Those programs typically free up funds on a per-pupil basis — about $6,500 in Iowa — and allow parents to route that money away from their child’s assigned public school and toward other education expenses, including private or home schooling.
Jeneary said districts already suffering from declining enrollment — and, in turn, declining funding — likely would see that amplified should the Legislature introduce a form of vouchers.
“I think there are those challenges and there are those fears out there,” Jeneary said.
In Cedar Rapids, where enrollment has been declining, Buck said the change could negatively impact the public district while bolstering private schools.
“Generally speaking, more choice options lead to reduced enrollment in city centers,” Buck said. “It’s not just a Cedar Rapids phenomenon, but the city centers are most likely to be impacted by those kinds of decisions.”
Education advocates said they’re hopeful the Legislature will work to extend the SAVE tax, which provides school districts with funds for construction needs.

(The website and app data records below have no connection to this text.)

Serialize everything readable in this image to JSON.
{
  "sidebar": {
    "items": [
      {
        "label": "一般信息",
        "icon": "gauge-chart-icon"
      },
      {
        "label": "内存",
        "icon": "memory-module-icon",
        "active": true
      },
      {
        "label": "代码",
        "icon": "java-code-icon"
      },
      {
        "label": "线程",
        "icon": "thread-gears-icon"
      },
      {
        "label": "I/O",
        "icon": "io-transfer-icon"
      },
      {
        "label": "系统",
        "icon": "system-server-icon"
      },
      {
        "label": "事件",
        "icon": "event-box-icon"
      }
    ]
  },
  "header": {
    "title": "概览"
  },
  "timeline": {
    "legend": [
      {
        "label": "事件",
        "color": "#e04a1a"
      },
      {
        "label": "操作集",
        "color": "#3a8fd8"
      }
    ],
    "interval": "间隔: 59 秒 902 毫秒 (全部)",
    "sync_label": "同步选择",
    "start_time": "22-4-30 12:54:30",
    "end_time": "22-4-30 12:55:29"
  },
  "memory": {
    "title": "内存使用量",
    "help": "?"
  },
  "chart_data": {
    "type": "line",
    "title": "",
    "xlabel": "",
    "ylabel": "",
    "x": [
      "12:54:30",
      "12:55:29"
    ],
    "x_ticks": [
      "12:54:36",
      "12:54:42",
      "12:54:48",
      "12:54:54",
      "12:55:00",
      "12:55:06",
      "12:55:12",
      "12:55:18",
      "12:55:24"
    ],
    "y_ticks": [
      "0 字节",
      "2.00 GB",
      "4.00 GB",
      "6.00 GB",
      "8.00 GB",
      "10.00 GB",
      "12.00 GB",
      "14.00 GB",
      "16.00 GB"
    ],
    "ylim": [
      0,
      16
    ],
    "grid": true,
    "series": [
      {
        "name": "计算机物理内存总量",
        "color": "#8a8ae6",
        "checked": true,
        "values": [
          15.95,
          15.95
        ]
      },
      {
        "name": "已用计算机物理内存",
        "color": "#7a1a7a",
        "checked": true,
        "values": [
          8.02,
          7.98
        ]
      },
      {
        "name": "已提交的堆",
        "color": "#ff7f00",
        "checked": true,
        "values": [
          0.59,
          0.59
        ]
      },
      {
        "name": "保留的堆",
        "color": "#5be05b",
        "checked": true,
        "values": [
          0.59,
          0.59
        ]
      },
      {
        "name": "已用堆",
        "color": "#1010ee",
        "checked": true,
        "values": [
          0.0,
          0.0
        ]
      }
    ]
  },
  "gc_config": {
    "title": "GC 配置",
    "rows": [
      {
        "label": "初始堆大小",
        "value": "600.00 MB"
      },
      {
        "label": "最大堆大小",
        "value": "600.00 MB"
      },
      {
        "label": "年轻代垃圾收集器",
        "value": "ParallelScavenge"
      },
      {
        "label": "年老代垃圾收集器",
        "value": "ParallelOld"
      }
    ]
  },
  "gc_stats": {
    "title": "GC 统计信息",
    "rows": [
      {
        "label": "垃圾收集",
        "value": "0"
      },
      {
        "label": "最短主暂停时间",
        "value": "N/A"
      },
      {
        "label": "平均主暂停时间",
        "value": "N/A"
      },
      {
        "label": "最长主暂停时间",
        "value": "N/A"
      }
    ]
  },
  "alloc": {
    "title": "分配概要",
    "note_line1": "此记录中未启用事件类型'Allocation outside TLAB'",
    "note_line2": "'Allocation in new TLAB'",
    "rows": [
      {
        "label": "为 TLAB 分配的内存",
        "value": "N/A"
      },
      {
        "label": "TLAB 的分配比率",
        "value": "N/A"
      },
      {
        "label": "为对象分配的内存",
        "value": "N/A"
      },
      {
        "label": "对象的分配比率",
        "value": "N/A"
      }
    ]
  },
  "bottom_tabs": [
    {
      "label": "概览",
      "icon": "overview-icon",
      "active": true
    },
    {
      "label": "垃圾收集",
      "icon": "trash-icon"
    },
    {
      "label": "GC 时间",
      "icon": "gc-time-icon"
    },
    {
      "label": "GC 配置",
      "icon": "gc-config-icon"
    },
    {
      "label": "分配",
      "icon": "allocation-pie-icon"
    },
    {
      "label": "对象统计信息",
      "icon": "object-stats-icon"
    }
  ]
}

“In the campaigns for election, just about every candidate that was running for office talked about their interest in supporting schools and education,” Narak said. “Now it’s time to get a little bit more specific with them. New folks need time to get up to speed.”